The Trust operates across Whitstable and Herne Bay. We believe that local schools should both serve and be accountable to their local community. We also believe that having all the schools close together has significant operational benefits, and enables joint working much more easily. We also educate the same children at different stages in their educational journey, so close communication benefits them too.
Whitstable is a town famous for its Oysters and has been dubbed the Pearl of Kent. Its unspoilt and incredible Kentish shores contribute to outstanding views. The seaside town is also renowned for its dining and bustles with seafood eateries, picturesque lanes, delis, artisanal bakeries, boutique shops and art galleries; it’s a lovely place to visit and has been voted the best place to stay in the UK.
The traditional seaside town, Herne Bay, offers two miles of impressive seafront consisting of coastal favourites including pubs and fish and chip bars. It is a characterful town and has been a hit with visitors since the Victorian era with its wonderful bandstand, fragrant seafront gardens and distinctive 80ft Clock Tower.
- is in the southeastern corner of England. It borders the River Thames and the North Sea to the north, and the Straits of Dover and the English Channel to the south.
- At the 2001 UK census Kent, including Medway, had 1,329,718 residents and 646,308 households, of which 1,329,718 residents and 546,742 households were within the administrative boundaries. Of those households, 48.9% were married couples living together, 9.0% were co-habiting couples and 8.7% were lone parents; 28.0% of households consisted of individuals, 14.6% had someone of pensionable age living alone, and 30.4% included children aged under 16 or a person aged 16 to 18 who was in full-time education. For every 100 females, there were 9 males.

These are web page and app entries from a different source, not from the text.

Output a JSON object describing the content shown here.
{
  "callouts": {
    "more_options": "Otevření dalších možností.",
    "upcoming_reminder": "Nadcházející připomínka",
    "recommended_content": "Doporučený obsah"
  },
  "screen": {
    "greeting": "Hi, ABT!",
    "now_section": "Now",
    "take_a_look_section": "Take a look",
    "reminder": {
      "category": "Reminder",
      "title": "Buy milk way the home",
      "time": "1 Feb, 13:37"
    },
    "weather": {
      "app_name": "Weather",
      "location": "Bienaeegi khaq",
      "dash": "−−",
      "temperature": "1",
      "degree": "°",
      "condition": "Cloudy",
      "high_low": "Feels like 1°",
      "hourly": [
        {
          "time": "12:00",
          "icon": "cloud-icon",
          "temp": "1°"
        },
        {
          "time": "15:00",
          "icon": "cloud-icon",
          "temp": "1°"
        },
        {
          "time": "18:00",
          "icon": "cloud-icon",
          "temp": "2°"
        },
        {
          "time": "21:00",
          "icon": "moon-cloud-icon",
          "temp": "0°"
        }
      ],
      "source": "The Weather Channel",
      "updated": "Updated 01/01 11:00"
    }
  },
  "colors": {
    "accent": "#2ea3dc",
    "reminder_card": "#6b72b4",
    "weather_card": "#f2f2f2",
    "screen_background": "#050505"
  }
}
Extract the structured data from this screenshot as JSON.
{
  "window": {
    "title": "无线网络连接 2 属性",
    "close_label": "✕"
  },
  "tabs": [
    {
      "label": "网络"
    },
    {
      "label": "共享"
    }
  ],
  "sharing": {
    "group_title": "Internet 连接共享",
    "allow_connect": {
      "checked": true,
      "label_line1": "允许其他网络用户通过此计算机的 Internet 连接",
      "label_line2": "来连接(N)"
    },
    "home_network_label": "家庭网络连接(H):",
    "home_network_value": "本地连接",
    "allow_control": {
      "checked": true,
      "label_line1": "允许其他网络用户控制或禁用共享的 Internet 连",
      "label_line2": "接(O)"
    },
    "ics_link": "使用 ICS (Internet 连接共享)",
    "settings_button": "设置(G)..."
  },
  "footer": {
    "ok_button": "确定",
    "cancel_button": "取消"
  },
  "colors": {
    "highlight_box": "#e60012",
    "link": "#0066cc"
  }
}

- The 2011 census showed the ethnicity of Kent to be 1% White British, 4.6% other White, 1.6% South Asian and 1.1% Black